The City of Perrysburg has recently been having discussions concerning the rehiring of retired City employees. Many have voiced concerns about “double dipping” and it’s supposed “unfairness.”
After doing some research as it pertains to the City of Perrysburg, I’ve found that rehiring of retirees could prove beneficial to the taxpayers in most instances. Rehiring a known, trained, and experienced employee with a wage and benefit package of a new employee could save the City thousands of dollars.
There are certain criteria that must be adopted for rehiring to be feasible.
First of all, the position vacated must be evaluated to determine if it needs to be filled, reclassified, or abolished.
Second, after consulting with the division head(s) supervising or utilizing that position, the mayor determines the reemployment of that employee will provide an extraordinary and demonstrated benefit to city operations. One test of this factor would be a position that requires extensive training, certification, or high skill level.
Third would be the employee’s attendance record, work history, and performance evaluations. Rehiring a marginal employee won’t work.

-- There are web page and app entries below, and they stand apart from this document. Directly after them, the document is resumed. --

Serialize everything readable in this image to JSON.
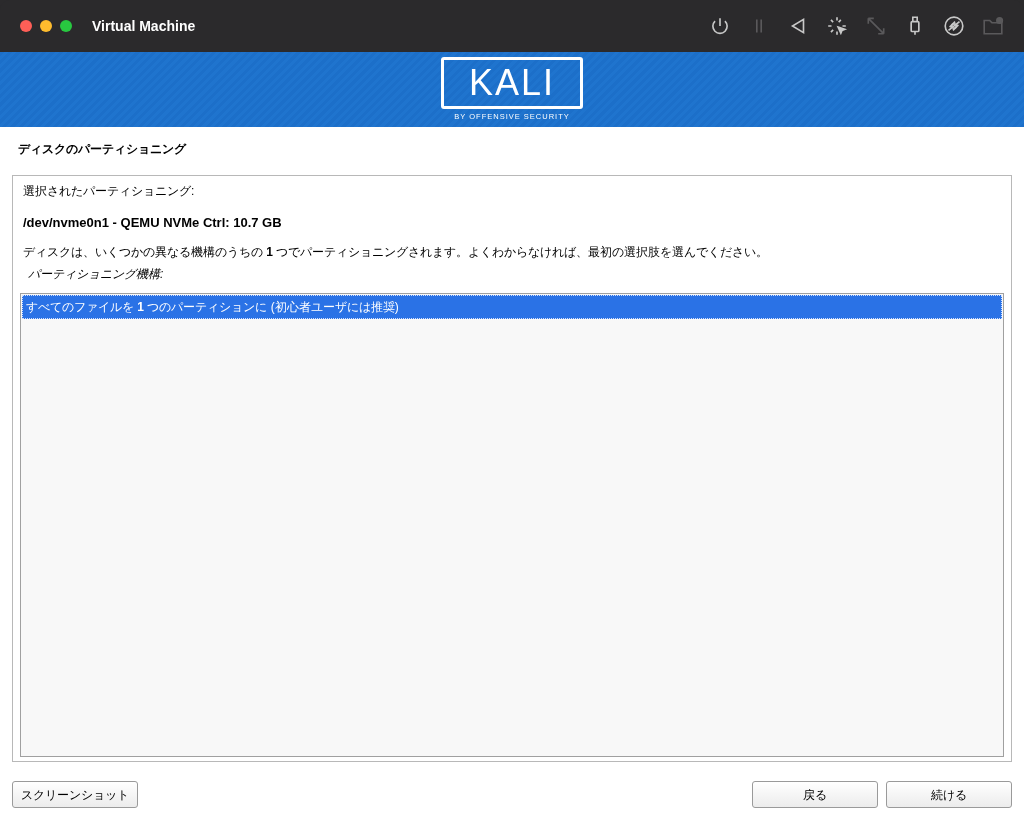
{
  "window": {
    "title": "Virtual Machine"
  },
  "toolbar": [
    {
      "kind": "power",
      "disabled": false
    },
    {
      "kind": "pause",
      "disabled": true
    },
    {
      "kind": "back",
      "disabled": false
    },
    {
      "kind": "capture",
      "disabled": false
    },
    {
      "kind": "resize",
      "disabled": true
    },
    {
      "kind": "usb",
      "disabled": false
    },
    {
      "kind": "disc",
      "disabled": false
    },
    {
      "kind": "folder",
      "disabled": true
    }
  ],
  "banner": {
    "logo": "KALI",
    "tagline": "BY OFFENSIVE SECURITY"
  },
  "page_title": "ディスクのパーティショニング",
  "panel": {
    "label": "選択されたパーティショニング:",
    "device": "/dev/nvme0n1 - QEMU NVMe Ctrl: 10.7 GB",
    "description": "ディスクは、いくつかの異なる機構のうちの **1** つでパーティショニングされます。よくわからなければ、最初の選択肢を選んでください。",
    "list_label": "パーティショニング機構:",
    "options": [
      {
        "label": "すべてのファイルを **1** つのパーティションに (初心者ユーザには推奨)",
        "selected": true
      }
    ]
  },
  "buttons": {
    "left": "スクリーンショット",
    "right": [
      "戻る",
      "続ける"
    ]
  }
}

Fourth, the retiree would be treated as if he was a new employee in regards to wages, vacation, sick time, and any other benefit offered through the union contract or personnel policy.

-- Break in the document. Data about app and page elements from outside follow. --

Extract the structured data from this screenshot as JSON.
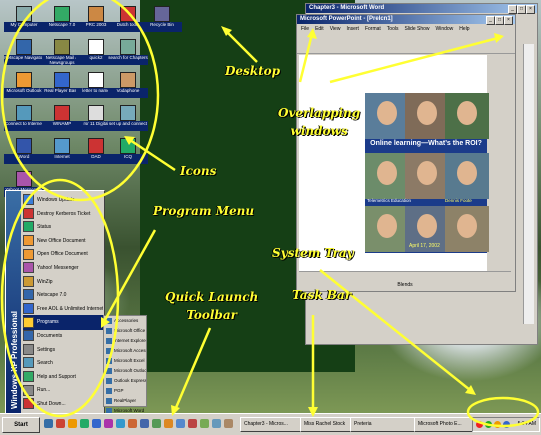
{
  "annotations": {
    "desktop": "Desktop",
    "overlapping": "Overlapping\nwindows",
    "icons": "Icons",
    "program_menu": "Program Menu",
    "system_tray": "System Tray",
    "quick_launch": "Quick Launch\nToolbar",
    "task_bar": "Task Bar"
  },
  "desktop_icons": [
    "My Computer",
    "Netscape 7.0",
    "PRC 2003",
    "Dutch tools",
    "Recycle Bin",
    "Netscape Navigator",
    "Netscape Mail & Newsgroups",
    "quick2",
    "search for Chapters",
    "Microsoft Outlook",
    "Real Player Basic",
    "letter to name",
    "Vodaphone",
    "Connect to Internet",
    "WINAMP",
    "rsr 11 Digital",
    "set up and connect",
    "Word",
    "Internet",
    "DAD",
    "ICQ",
    "Yahoo! Messenger"
  ],
  "word_window": {
    "title": "Chapter3 - Microsoft Word"
  },
  "ppt_window": {
    "title": "Microsoft PowerPoint - [Prelcn1]",
    "menu": [
      "File",
      "Edit",
      "View",
      "Insert",
      "Format",
      "Tools",
      "Slide Show",
      "Window",
      "Help"
    ],
    "slide_title": "Online learning—What’s the ROI?",
    "caption_left": "Telemetrics Education",
    "caption_right": "Dennis Foote",
    "date": "April 17, 2002",
    "status": "Blends"
  },
  "start_menu": {
    "stripe": "Windows XP Professional",
    "items": [
      "Windows Update",
      "Destroy Kerberos Ticket",
      "Status",
      "New Office Document",
      "Open Office Document",
      "Yahoo! Messenger",
      "WinZip",
      "Netscape 7.0",
      "Free AOL & Unlimited Internet",
      "Programs",
      "Documents",
      "Settings",
      "Search",
      "Help and Support",
      "Run...",
      "Shut Down..."
    ],
    "submenu": [
      "Accessories",
      "Microsoft Office",
      "Internet Explorer",
      "Microsoft Access",
      "Microsoft Excel",
      "Microsoft Outlook",
      "Outlook Express",
      "PGP",
      "RealPlayer",
      "Microsoft Word"
    ]
  },
  "taskbar": {
    "start": "Start",
    "buttons": [
      "Chapter3 - Micros...",
      "Miss Rachel Stock",
      "Preteria",
      "Microsoft Photo E..."
    ],
    "clock": "5:34 AM"
  },
  "colors": {
    "annotation": "#ffff33",
    "panel": "#153f15",
    "selection": "#0a246a"
  }
}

The last thing that needs to be addressed is the length of the reemployment. With the City of Perrysburg, that length would be 7 years since additional vacation would start to apply.
Reemployment has always seemed to raise the ire of the public as abuse of their tax dollars. My research shows something different. If everyone that was eligible to retire who now works for the city did retire, the city would save over $384,000 a year in wages alone. Add to that 79 fewer weeks of vacation.
Another potential advantage would be the solvency of the retirement system. I say potential because I haven’t run the exact numbers. But since the retired employee can’t collect two public pensions, the City’s portion of that rehired employees pension contribution would never be collected in the future, so would help solidify the pension system as a whole.
A new employee would make the same contribution but would collect it in the future when he/she retired.
As bad as the connotation of “double dipping” sounds, it really isn’t an abuse of taxpayer’s monies as I see it. So the argument must go to another level, why does someone get to retire before he or she is 65 or is still able to work? That’s an argument for another day.